Thousands of people saw the unveiling of the Hanover Street name on the corner of Russell Street, District Six, in a renaming ceremony on Heritage Day on Tuesday.
In a public participation process in July more than 1 195 people had their say, with 1 157 people supporting the renaming of Keizersgracht to Hanover Street and 38 people raising objections, leading to the City council approving the renaming on August 22 (“Hanover Street is back on the map,” Southern Suburbs Tatler, August 29).
The renaming ceremony was attended by District Six claimants, former District Six residents, Thoko Didiza, the Minister of Agriculture, Land Reform and Rural Development and City of Cape Town officials and marching bands.
Cape Town mayor Dan Plato lifted the shutter on a street post to reveal the Hanover Street name. He hopes the symbolic act of restoring the historical name of Hanover Street will help ease some of the pain for people who were forcefully removed from the area. A plaque was also unveiled by Mr Plato.

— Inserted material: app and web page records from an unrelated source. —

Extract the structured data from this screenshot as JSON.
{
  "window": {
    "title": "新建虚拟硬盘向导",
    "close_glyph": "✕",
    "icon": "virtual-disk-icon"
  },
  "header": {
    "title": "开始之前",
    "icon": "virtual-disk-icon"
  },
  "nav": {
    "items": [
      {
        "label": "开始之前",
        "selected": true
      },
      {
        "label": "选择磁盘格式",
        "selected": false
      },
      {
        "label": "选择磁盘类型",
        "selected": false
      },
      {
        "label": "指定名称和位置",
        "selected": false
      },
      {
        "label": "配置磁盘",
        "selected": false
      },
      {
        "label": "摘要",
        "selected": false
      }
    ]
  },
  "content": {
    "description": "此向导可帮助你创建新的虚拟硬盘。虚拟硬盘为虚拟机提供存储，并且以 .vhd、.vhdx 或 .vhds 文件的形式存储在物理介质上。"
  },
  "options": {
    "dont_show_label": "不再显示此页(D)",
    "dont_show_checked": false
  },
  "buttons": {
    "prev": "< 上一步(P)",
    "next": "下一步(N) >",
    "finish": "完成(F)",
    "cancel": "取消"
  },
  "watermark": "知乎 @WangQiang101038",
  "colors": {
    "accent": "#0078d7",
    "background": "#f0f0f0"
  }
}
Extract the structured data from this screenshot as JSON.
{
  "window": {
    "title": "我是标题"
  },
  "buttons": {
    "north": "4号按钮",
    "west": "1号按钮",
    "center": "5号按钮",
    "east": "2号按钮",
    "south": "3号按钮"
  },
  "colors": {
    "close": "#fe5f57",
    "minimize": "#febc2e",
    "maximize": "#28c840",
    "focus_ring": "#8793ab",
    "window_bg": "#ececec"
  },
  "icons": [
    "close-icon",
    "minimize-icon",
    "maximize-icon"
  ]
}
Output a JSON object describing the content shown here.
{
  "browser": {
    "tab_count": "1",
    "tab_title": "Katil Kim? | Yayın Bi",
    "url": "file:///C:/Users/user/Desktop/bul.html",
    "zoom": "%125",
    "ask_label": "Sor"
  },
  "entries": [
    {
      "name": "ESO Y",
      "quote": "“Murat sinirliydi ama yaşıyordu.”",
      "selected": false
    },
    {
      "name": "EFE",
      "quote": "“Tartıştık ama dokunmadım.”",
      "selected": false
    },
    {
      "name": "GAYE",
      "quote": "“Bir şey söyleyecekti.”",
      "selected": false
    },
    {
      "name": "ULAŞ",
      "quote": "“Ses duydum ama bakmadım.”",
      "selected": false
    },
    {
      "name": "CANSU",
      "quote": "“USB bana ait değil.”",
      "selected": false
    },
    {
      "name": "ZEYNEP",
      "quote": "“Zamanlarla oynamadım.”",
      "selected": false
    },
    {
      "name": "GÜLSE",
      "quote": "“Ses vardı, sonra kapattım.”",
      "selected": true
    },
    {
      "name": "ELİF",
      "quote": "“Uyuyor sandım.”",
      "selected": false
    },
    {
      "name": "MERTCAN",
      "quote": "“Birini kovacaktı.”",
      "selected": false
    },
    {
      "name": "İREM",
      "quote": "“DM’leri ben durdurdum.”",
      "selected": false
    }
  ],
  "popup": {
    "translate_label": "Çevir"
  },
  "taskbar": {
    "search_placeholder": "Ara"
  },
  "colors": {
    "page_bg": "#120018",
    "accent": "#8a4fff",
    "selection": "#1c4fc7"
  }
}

Mr Plato said he is committed towards working with the Department of Agriculture, Land Reform and Rural Development (DALRRD) to assist the claimants in getting restitution.
“I told the minister the two of us can work together, let us restore some of the dignity and ease some of the pain as a joint force,” he said.
Ms Didiza agreed with Mr Plato and said her department is prepared to work collectively with the City to help the claimants get restitution.
“In my discussions with the mayor and councillors, we agreed that we must find a solution to deal with this matter and the renaming of Hanover Street will go a long way in rebuilding a community and restoring dignity to the people of District Six,” she said.
Former District Six resident, Carol Petersen, 65, from Retreat felt honoured to be at the ceremony as she has fond memories of the old Hanover Street.
“I remember buying my school uniform at Waynicks when I went to Vista High in Bo-Kaap and going to my favourite hairdresser,” she recalled.
Current District Six resident, Ebrahim Safter, 56, who stays in Francis Street , said he feels great about the renaming, even though it is not the original road where the former Hanover Street was.
“At least we’re reclaiming something, so rename it, Hanover Street will become alive again,” he said.
District Six claimant, Shahied Martheze, 60, from Kensington said he never thought the renaming of Hanover Street would ever happen.
“The memories which were taken away from here will return again,” he said.
Bonita Bennet , director of the District Six Museum, said though she supports the renaming of Hanover Street, she wished the process had been done differently.
“It is difficult to support something which is wrong, we would have liked the name of Hanover Street to be restored to its original place after the redevelopment of District Six has been completed, though now that opportunity is lost,” she said.
Tania Kleinhans-Cedras, the District Six Advocacy Committee chairperson, supports the renaming of Hanover Street even though the District Six landscape has changed.
“Hanover Street resonates with claimants of District Six, however, you can never say the new location defines where the original roads have been, Cape Peninsula University of Technology (CPUT) has taken up a large part of land, so you can never bring back what was formerly,” she said.
The District Six Working Committee (D6WC) initiated the renaming process by submitting their proposal to the City to rename Hanover Street from Keizersgracht Street.
Shahied Ajam, D6WC chairperson, said the renaming process was a culmination of hard work, not only from his organisation but from the people of District Six.
“Today was proof that taking back the name of Hanover Street, the people of District Six are serious in having their dignity restored holistically,” he said.
Mr Ajam said he is encouraged that Ms Didiza and Mr Plato are engaging constructively on the District Six restitution process.